“Organisations now expect fast connections and instant access to cloud-based productivity tools anywhere and at any time,” said Ian Jeffs, UK ISG country manager at Lenovo. “This level of connectivity, availability and performance is expected across all applications. Some organisations, mainly larger ones, have understood this trend and invested in new infrastructure. But it’s not the case for all businesses as other priorities have taken precedence.”
With so much data now being stored at the Edge, this presents new challenges. There is growing demand for the processing power, storage and network to be closer to where data is generated, and for that analysis to take place more quickly.
A key example of this is in the retail space, Jeffs explained. “Businesses can use AI and edge computing to manage a store, surveillance, and theft protection. This tech can help retailers be more connected to customers, sending them bespoke and personalised offers. Manufacturers can also use these interconnected technologies to improve the quality of the production line, which saves them money and ensures that products are not sent out with defects.
“In recent years, we’ve seen a shift to hybrid working, which has increased the importance of interconnectivity. Many businesses and employees now want and expect to be able to deliver more video rich and immersive content. This has resulted in a need for increased data connections that provide faster speeds that are highly reliable.
“To successfully implement new technology such as the metaverse, businesses will need to be able to transmit more data. New efficient protocols will also need to be developed so that employees can access content rich solutions, without impacting bandwidth or connectivity.”
Interconnected technology is going to be at the forefront of tacking some of our greatest challenges. As data proliferation continues we will see innovations, empowered by AI with Edge computing, enabling even faster data processing, transforming our city streets, precision medicine and shopping markets. The IoT has already changed the way we live with connected homes and industrial machinery appliances, and this is accelerating.

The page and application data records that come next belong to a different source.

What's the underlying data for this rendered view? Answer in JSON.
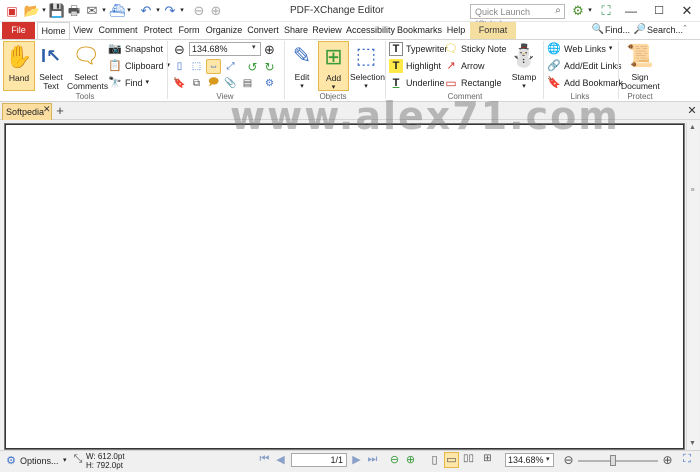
{
  "app": {
    "title": "PDF-XChange Editor"
  },
  "search": {
    "placeholder": "Quick Launch (Ctrl+.)"
  },
  "tabs": [
    "File",
    "Home",
    "View",
    "Comment",
    "Protect",
    "Form",
    "Organize",
    "Convert",
    "Share",
    "Review",
    "Accessibility",
    "Bookmarks",
    "Help",
    "Format"
  ],
  "top_right": {
    "find": "Find...",
    "search": "Search..."
  },
  "groups": {
    "tools": "Tools",
    "view": "View",
    "objects": "Objects",
    "comment": "Comment",
    "links": "Links",
    "protect": "Protect"
  },
  "tools": {
    "hand": "Hand",
    "select_text_1": "Select",
    "select_text_2": "Text",
    "select_comments_1": "Select",
    "select_comments_2": "Comments",
    "snapshot": "Snapshot",
    "clipboard": "Clipboard",
    "find": "Find"
  },
  "view": {
    "zoom": "134.68%"
  },
  "objects": {
    "edit": "Edit",
    "add": "Add",
    "selection": "Selection"
  },
  "comment": {
    "typewriter": "Typewriter",
    "sticky_note": "Sticky Note",
    "highlight": "Highlight",
    "arrow": "Arrow",
    "underline": "Underline",
    "rectangle": "Rectangle",
    "stamp": "Stamp"
  },
  "links": {
    "web_links": "Web Links",
    "add_edit_links": "Add/Edit Links",
    "add_bookmark": "Add Bookmark"
  },
  "protect": {
    "sign_1": "Sign",
    "sign_2": "Document"
  },
  "document": {
    "tab_name": "Softpedia"
  },
  "watermark": "www.alex71.com",
  "status": {
    "options": "Options...",
    "width": "W: 612.0pt",
    "height": "H: 792.0pt",
    "page": "1/1",
    "zoom": "134.68%"
  },
  "colors": {
    "file_tab": "#d2332d",
    "format_tab": "#f5dfa0",
    "doc_tab": "#fcdfa0",
    "hand_active": "#fde6a8"
  }
}
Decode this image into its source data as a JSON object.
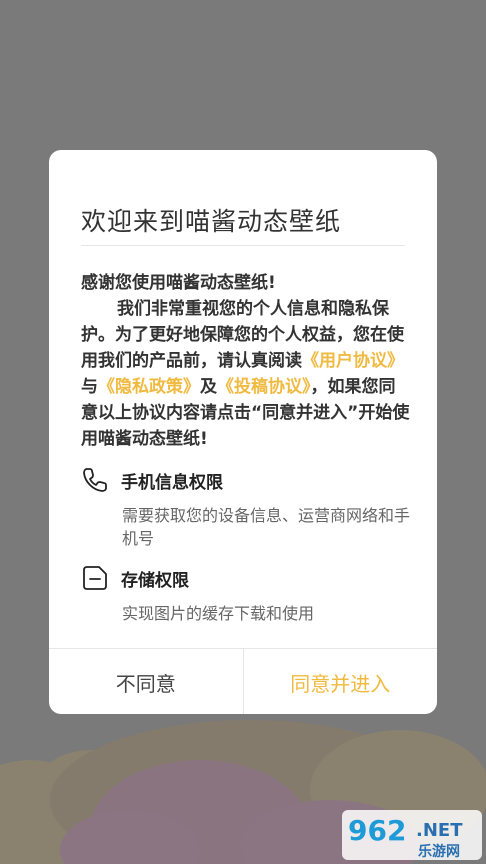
{
  "dialog": {
    "title": "欢迎来到喵酱动态壁纸",
    "intro": {
      "greeting": "感谢您使用喵酱动态壁纸!",
      "text_1": "我们非常重视您的个人信息和隐私保护。为了更好地保障您的个人权益，您在使用我们的产品前，请认真阅读",
      "link_user_agreement": "《用户协议》",
      "text_2": "与",
      "link_privacy_policy": "《隐私政策》",
      "text_3": "及",
      "link_submission_agreement": "《投稿协议》",
      "text_4": "，如果您同意以上协议内容请点击“同意并进入”开始使用喵酱动态壁纸!"
    },
    "permissions": [
      {
        "icon": "phone-icon",
        "title": "手机信息权限",
        "description": "需要获取您的设备信息、运营商网络和手机号"
      },
      {
        "icon": "storage-icon",
        "title": "存储权限",
        "description": "实现图片的缓存下载和使用"
      }
    ],
    "buttons": {
      "disagree": "不同意",
      "agree": "同意并进入"
    }
  },
  "watermark": {
    "brand_number": "962",
    "brand_suffix": ".NET",
    "brand_subtitle": "乐游网"
  },
  "colors": {
    "accent": "#f0ba40",
    "overlay": "#7a7a7a",
    "text_primary": "#333333",
    "text_secondary": "#666666"
  }
}
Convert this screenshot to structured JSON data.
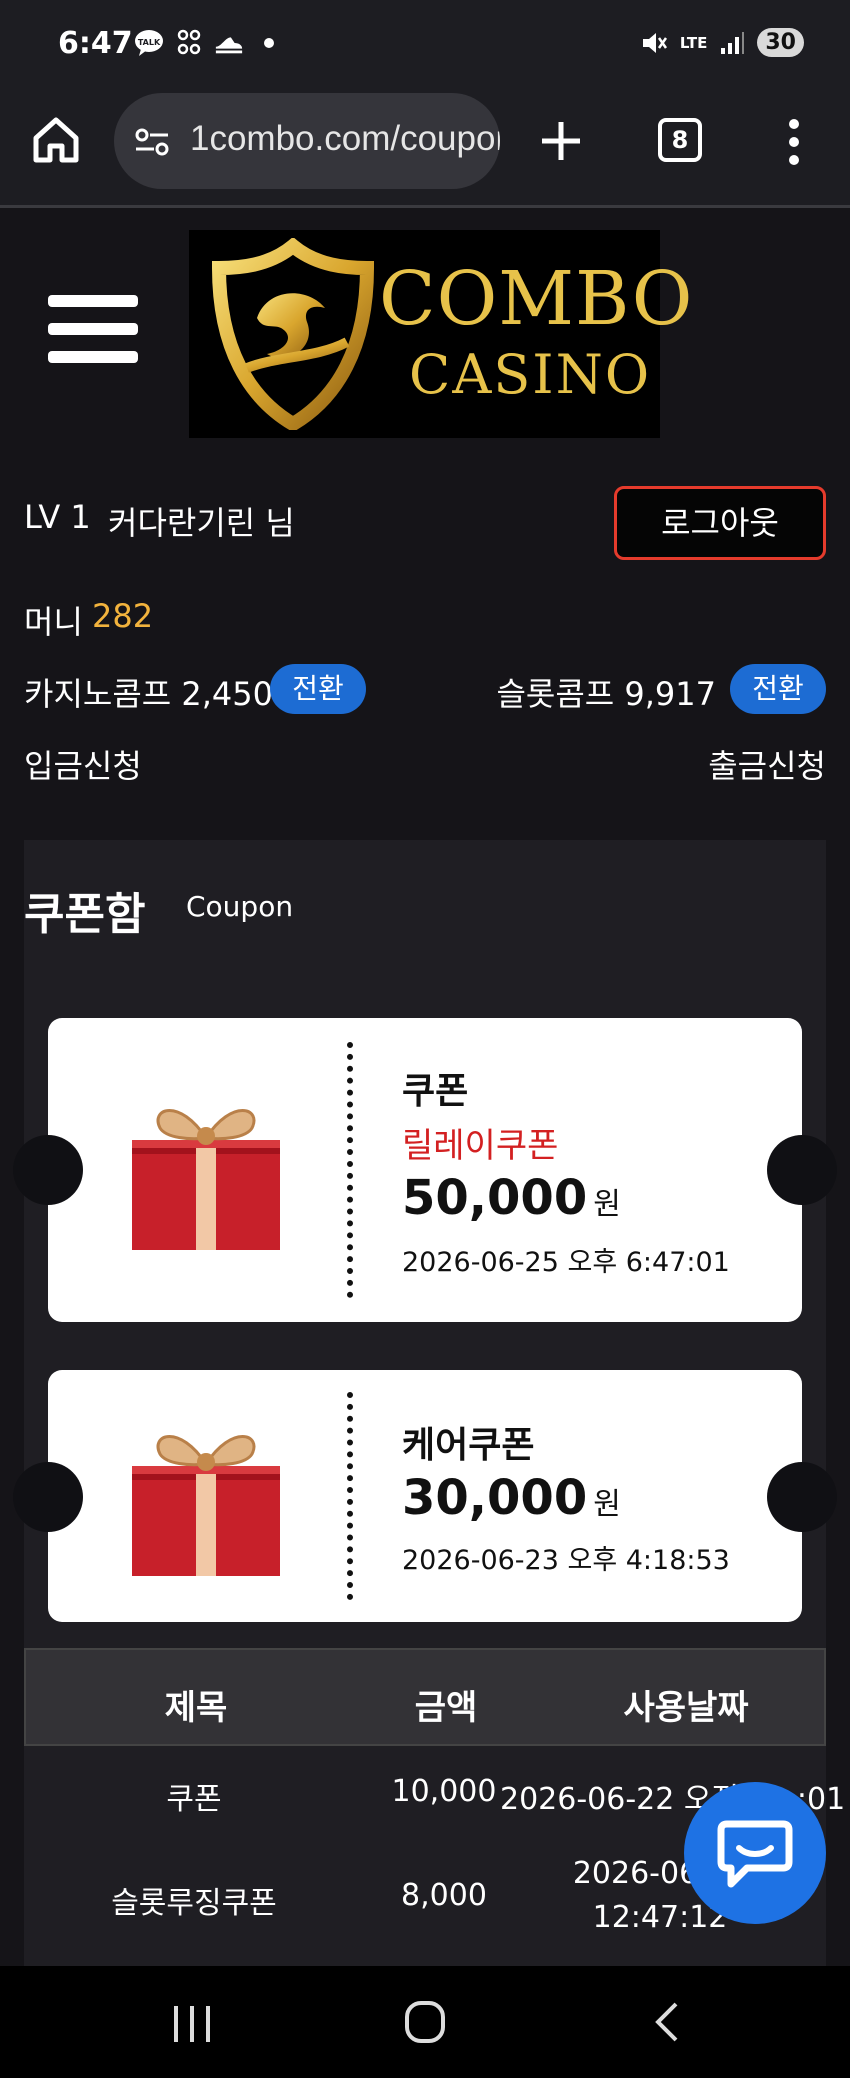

“IoT will change the way businesses operate, boosting productivity, increasing smarter working and reducing costs for large scale system and information sharing,” Feffs believes. “As businesses look to leverage the capabilities of IoT, they will need to hire smart engineers and developers, and consider how their products and service offerings might fit in the connected IoT world.
“Data security is paramount and should always be the first consideration. Data is the new gold and it’s essential that businesses do not let their data get into the wrong hands. While fast, reliable and readily available connectivity is a must, the security of the data transported over these links is even more important.”